[Recorded data]
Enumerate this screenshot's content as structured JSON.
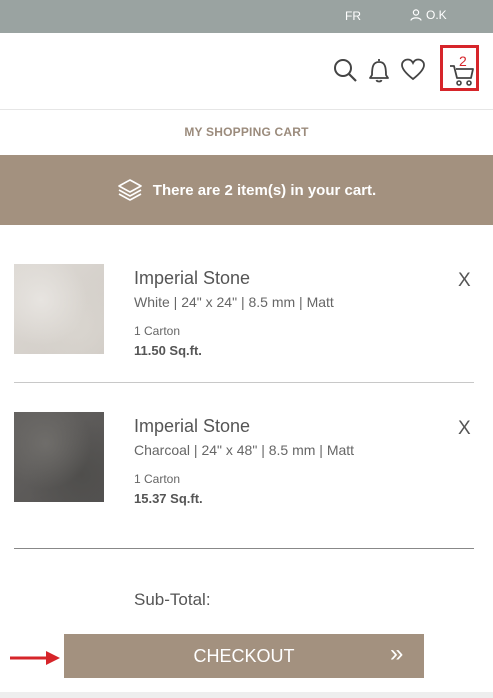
{
  "topbar": {
    "language": "FR",
    "user_name": "O.K"
  },
  "header": {
    "cart_count": "2"
  },
  "cart": {
    "title": "MY SHOPPING CART",
    "banner": "There are 2 item(s) in your cart."
  },
  "items": [
    {
      "name": "Imperial Stone",
      "spec": "White | 24\" x 24\" | 8.5 mm | Matt",
      "quantity": "1 Carton",
      "area": "11.50 Sq.ft.",
      "remove_label": "X"
    },
    {
      "name": "Imperial Stone",
      "spec": "Charcoal | 24\" x 48\" | 8.5 mm | Matt",
      "quantity": "1 Carton",
      "area": "15.37 Sq.ft.",
      "remove_label": "X"
    }
  ],
  "summary": {
    "subtotal_label": "Sub-Total:",
    "checkout_label": "CHECKOUT",
    "checkout_chevron": "»"
  },
  "colors": {
    "topbar": "#9aa3a1",
    "accent": "#a3917f",
    "highlight": "#d6252a"
  },
  "icons": [
    "user-icon",
    "search-icon",
    "bell-icon",
    "heart-icon",
    "cart-icon",
    "layers-icon",
    "arrow-icon"
  ]
}
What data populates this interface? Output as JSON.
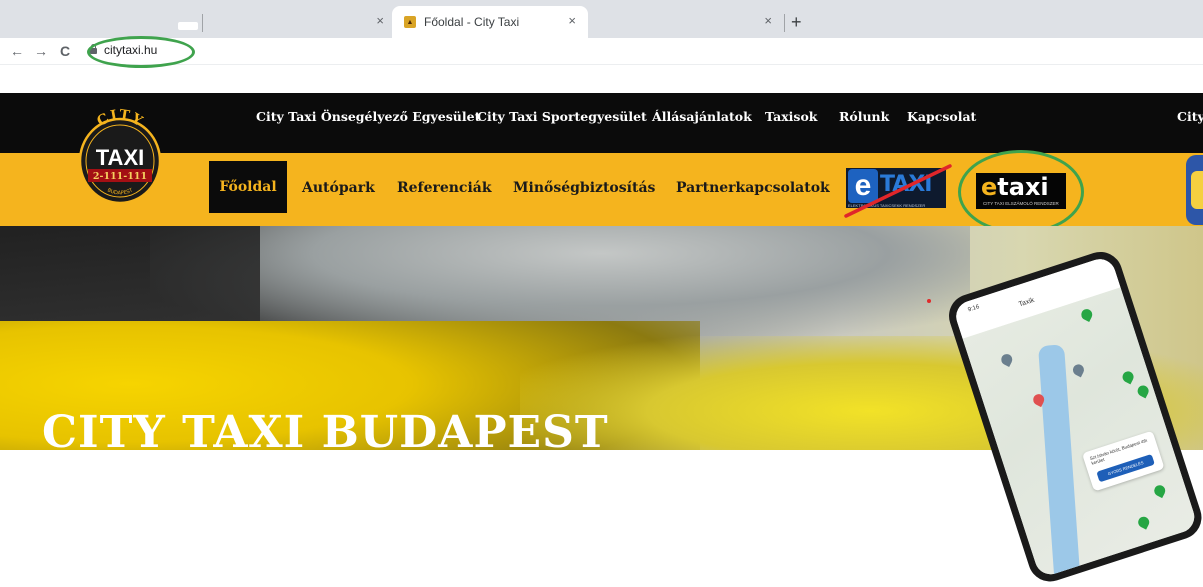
{
  "browser": {
    "tabs": [
      {
        "label": "",
        "active": false
      },
      {
        "label": "",
        "active": false
      },
      {
        "label": "Főoldal - City Taxi",
        "active": true
      },
      {
        "label": "",
        "active": false
      }
    ],
    "tab_close_glyph": "×",
    "new_tab_glyph": "+",
    "nav": {
      "back": "←",
      "forward": "→",
      "reload": "C"
    },
    "url": "citytaxi.hu"
  },
  "site": {
    "logo": {
      "top": "CITY",
      "middle": "TAXI",
      "phone": "2-111-111",
      "bottom": "BUDAPEST"
    },
    "top_nav": [
      "City Taxi Önsegélyező Egyesület",
      "City Taxi Sportegyesület",
      "Állásajánlatok",
      "Taxisok",
      "Rólunk",
      "Kapcsolat"
    ],
    "top_nav_right": "City",
    "main_nav": [
      "Főoldal",
      "Autópark",
      "Referenciák",
      "Minőségbiztosítás",
      "Partnerkapcsolatok"
    ],
    "main_nav_active": "Főoldal",
    "etaxi_old": {
      "letter": "e",
      "word": "TAXI",
      "subtitle": "ELEKTRONIKUS TAXICSEKK RENDSZER"
    },
    "etaxi_new": {
      "letter": "e",
      "word": "taxi",
      "subtitle": "CITY TAXI ELSZÁMOLÓ RENDSZER"
    },
    "hero_title": "CITY TAXI BUDAPEST",
    "phone_app": {
      "time": "9:16",
      "title": "Taxik",
      "card_text": "Szt.István körút, Budapest 4th kerület",
      "card_button": "GYORS RENDELÉS"
    }
  },
  "colors": {
    "brand_yellow": "#f5b41e",
    "nav_black": "#0b0b0b",
    "annotation_green": "#3fa34d",
    "strike_red": "#e0262a"
  }
}
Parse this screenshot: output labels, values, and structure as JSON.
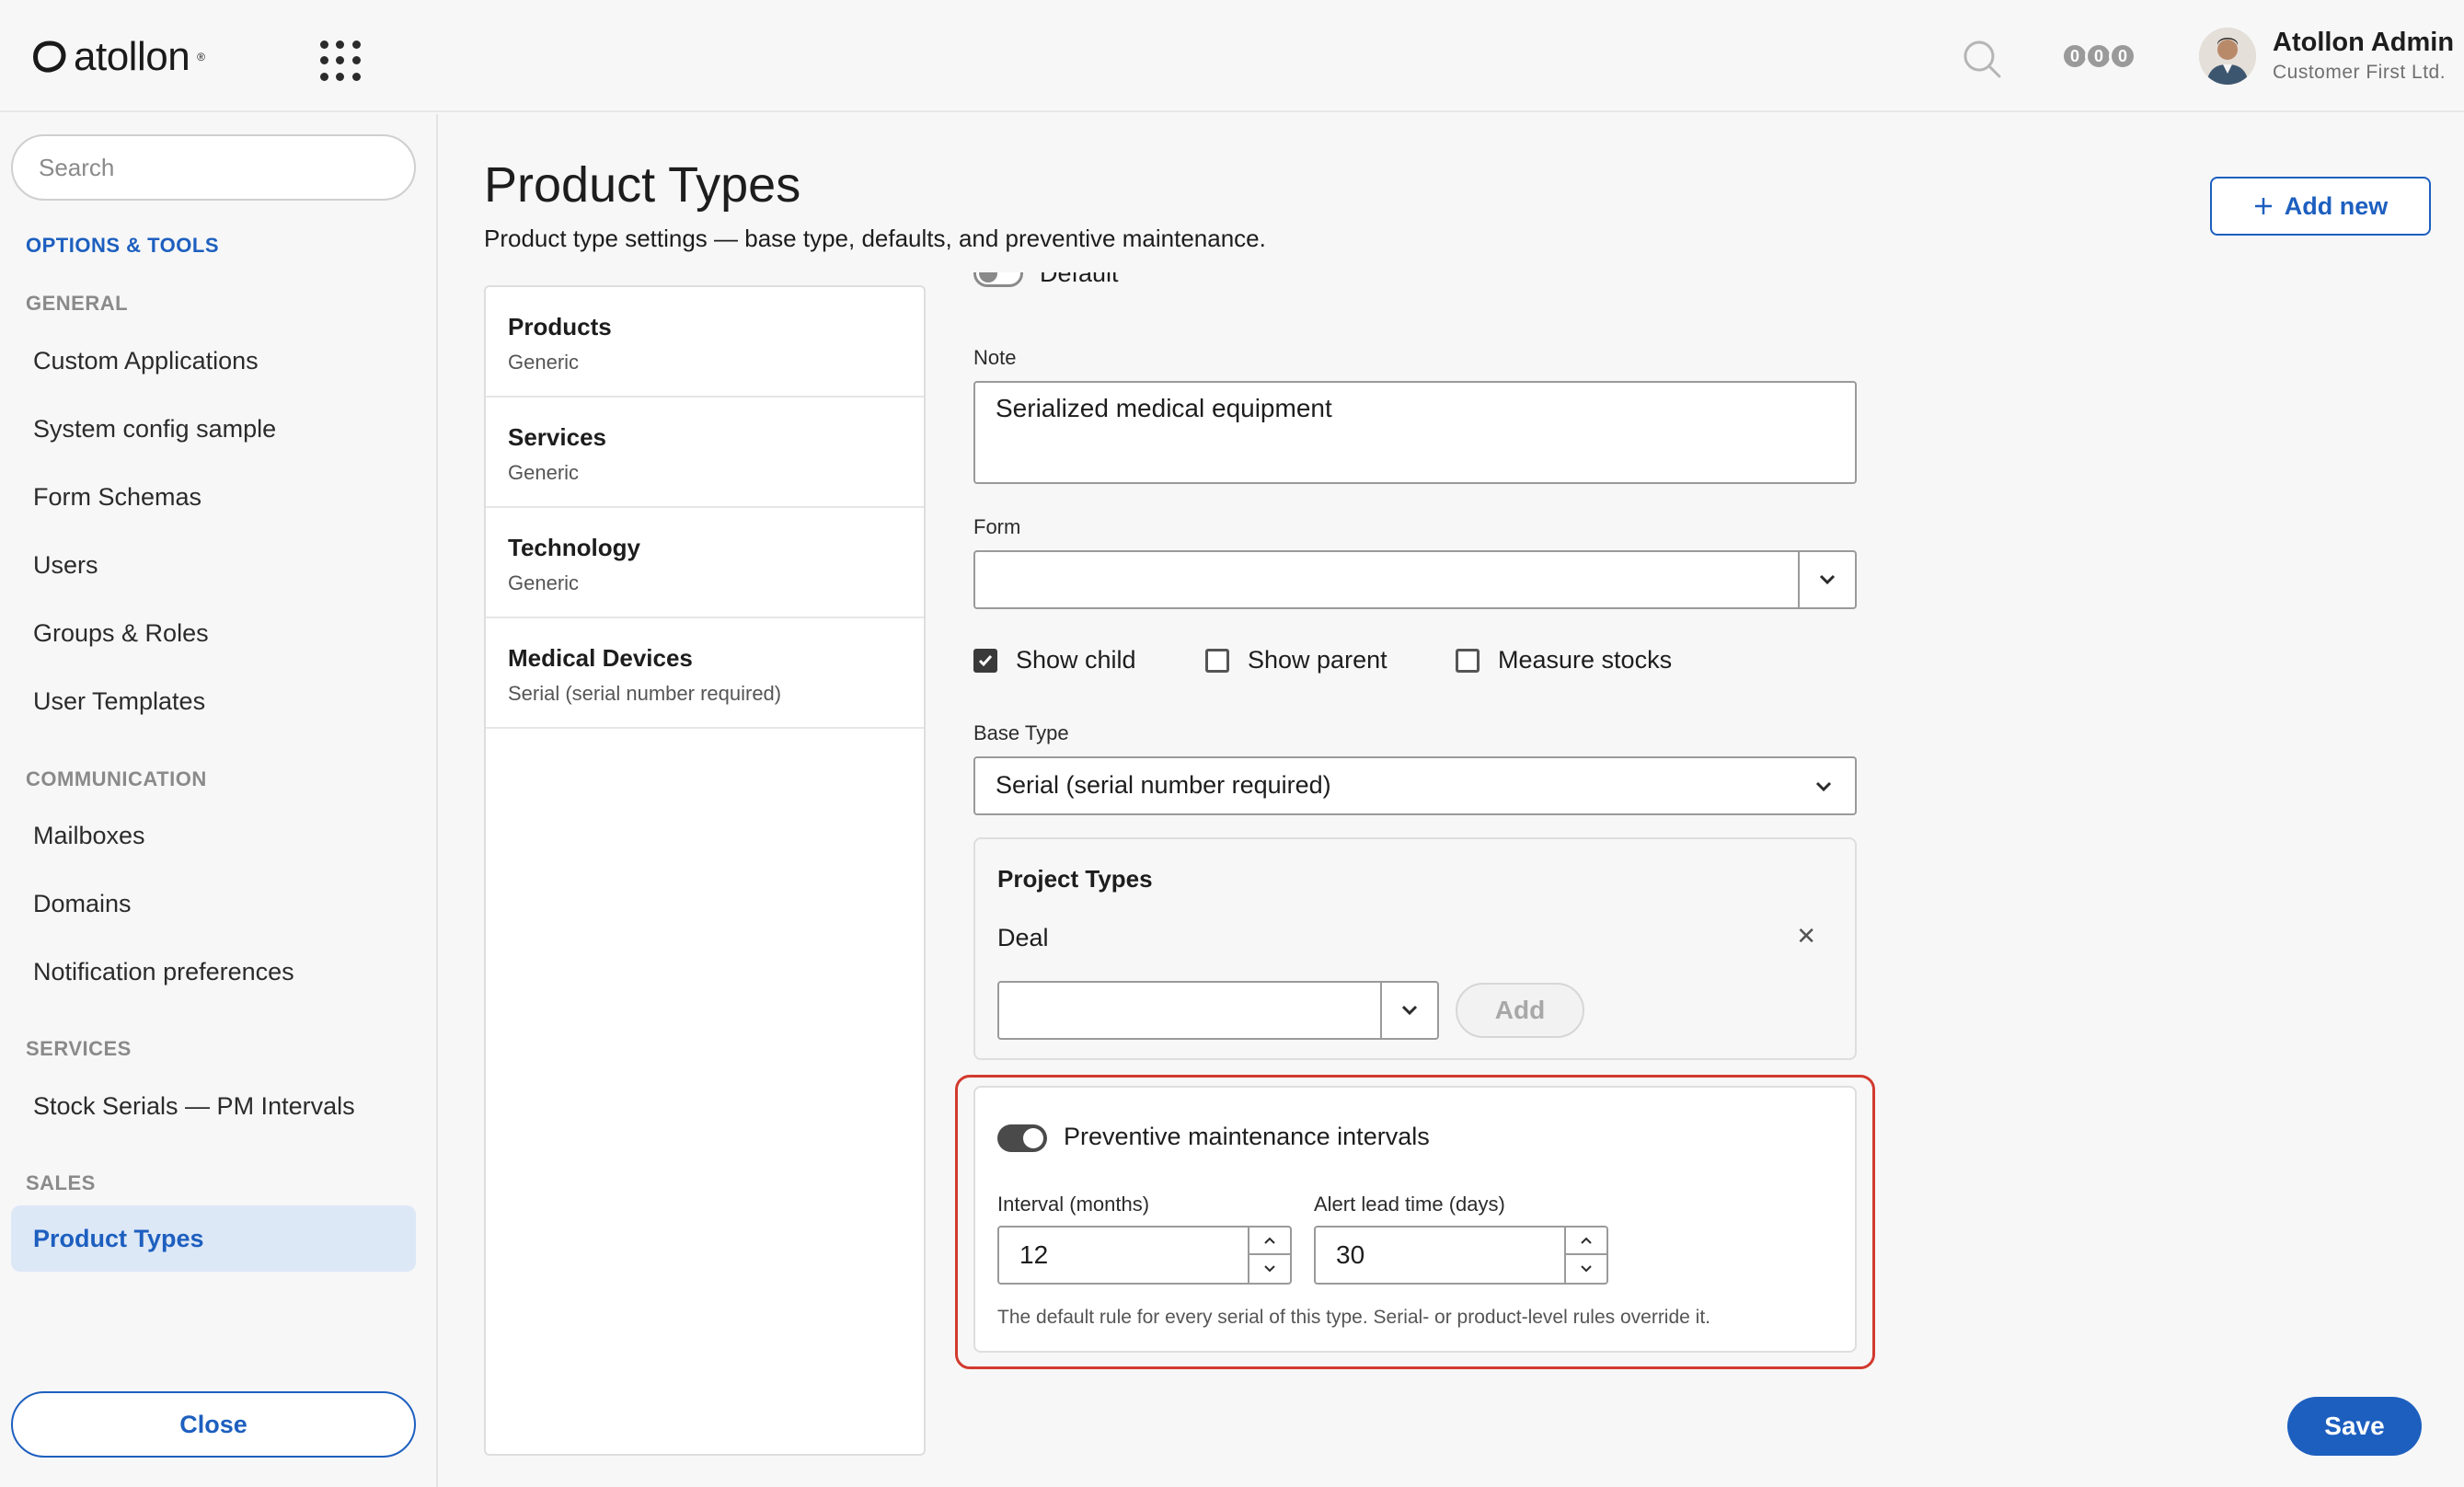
{
  "header": {
    "logo_text": "atollon",
    "logo_sup": "®",
    "counters": [
      "0",
      "0",
      "0"
    ],
    "user_name": "Atollon Admin",
    "user_org": "Customer First Ltd."
  },
  "sidebar": {
    "search_placeholder": "Search",
    "options_title": "OPTIONS & TOOLS",
    "sections": {
      "general": "GENERAL",
      "communication": "COMMUNICATION",
      "services": "SERVICES",
      "sales": "SALES"
    },
    "items": {
      "custom_applications": "Custom Applications",
      "system_config": "System config sample",
      "form_schemas": "Form Schemas",
      "users": "Users",
      "groups_roles": "Groups & Roles",
      "user_templates": "User Templates",
      "mailboxes": "Mailboxes",
      "domains": "Domains",
      "notification_preferences": "Notification preferences",
      "stock_serials": "Stock Serials — PM Intervals",
      "product_types": "Product Types"
    },
    "close_label": "Close"
  },
  "main": {
    "title": "Product Types",
    "subtitle": "Product type settings — base type, defaults, and preventive maintenance.",
    "add_new_label": "Add new",
    "types": [
      {
        "name": "Products",
        "desc": "Generic"
      },
      {
        "name": "Services",
        "desc": "Generic"
      },
      {
        "name": "Technology",
        "desc": "Generic"
      },
      {
        "name": "Medical Devices",
        "desc": "Serial (serial number required)"
      }
    ],
    "form": {
      "default_label": "Default",
      "note_label": "Note",
      "note_value": "Serialized medical equipment",
      "form_label": "Form",
      "form_value": "",
      "show_child_label": "Show child",
      "show_child": true,
      "show_parent_label": "Show parent",
      "show_parent": false,
      "measure_stocks_label": "Measure stocks",
      "measure_stocks": false,
      "base_type_label": "Base Type",
      "base_type_value": "Serial (serial number required)",
      "project_types_title": "Project Types",
      "project_types": [
        "Deal"
      ],
      "project_type_add_label": "Add",
      "pm_label": "Preventive maintenance intervals",
      "pm_enabled": true,
      "interval_label": "Interval (months)",
      "interval_value": "12",
      "alert_label": "Alert lead time (days)",
      "alert_value": "30",
      "pm_helper": "The default rule for every serial of this type. Serial- or product-level rules override it."
    },
    "save_label": "Save"
  },
  "colors": {
    "accent": "#1d5fbf",
    "highlight": "#d23a2e",
    "active_bg": "#dde8f7"
  }
}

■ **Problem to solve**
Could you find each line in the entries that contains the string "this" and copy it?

■ **Completed exercise**
Enumerate this screenshot's content as structured JSON.
What data populates this interface? Output as JSON.
Parse this screenshot: output labels, values, and structure as JSON.
      "pm_helper": "The default rule for every serial of this type. Serial- or product-level rules override it."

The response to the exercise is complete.